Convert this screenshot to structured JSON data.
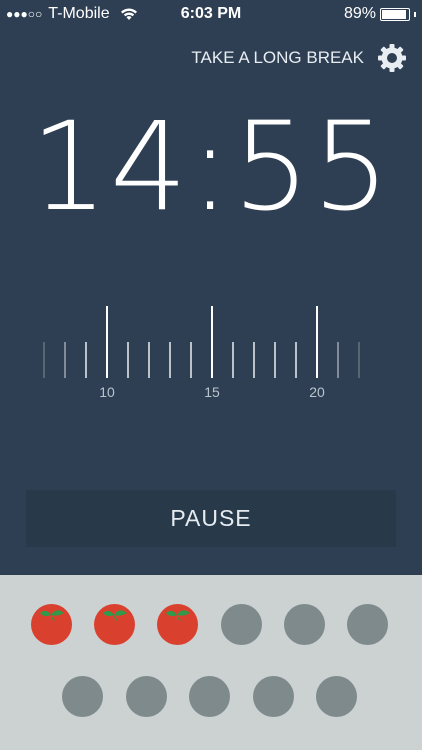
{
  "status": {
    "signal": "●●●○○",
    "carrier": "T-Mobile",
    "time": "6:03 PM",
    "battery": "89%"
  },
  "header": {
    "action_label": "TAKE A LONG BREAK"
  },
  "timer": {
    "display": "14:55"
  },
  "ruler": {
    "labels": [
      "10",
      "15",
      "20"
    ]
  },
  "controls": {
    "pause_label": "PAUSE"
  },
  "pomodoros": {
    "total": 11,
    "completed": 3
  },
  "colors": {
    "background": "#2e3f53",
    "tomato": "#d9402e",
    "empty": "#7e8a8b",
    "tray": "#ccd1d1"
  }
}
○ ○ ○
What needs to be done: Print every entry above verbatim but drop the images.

Solution to this exercise:
Convert this screenshot to structured JSON data.
{
  "status": {
    "signal": "●●●○○",
    "carrier": "T-Mobile",
    "time": "6:03 PM",
    "battery": "89%"
  },
  "header": {
    "action_label": "TAKE A LONG BREAK"
  },
  "timer": {
    "display": "14:55"
  },
  "ruler": {
    "labels": [
      "10",
      "15",
      "20"
    ]
  },
  "controls": {
    "pause_label": "PAUSE"
  },
  "pomodoros": {
    "total": 11,
    "completed": 3
  },
  "colors": {
    "background": "#2e3f53",
    "tomato": "#d9402e",
    "empty": "#7e8a8b",
    "tray": "#ccd1d1"
  }
}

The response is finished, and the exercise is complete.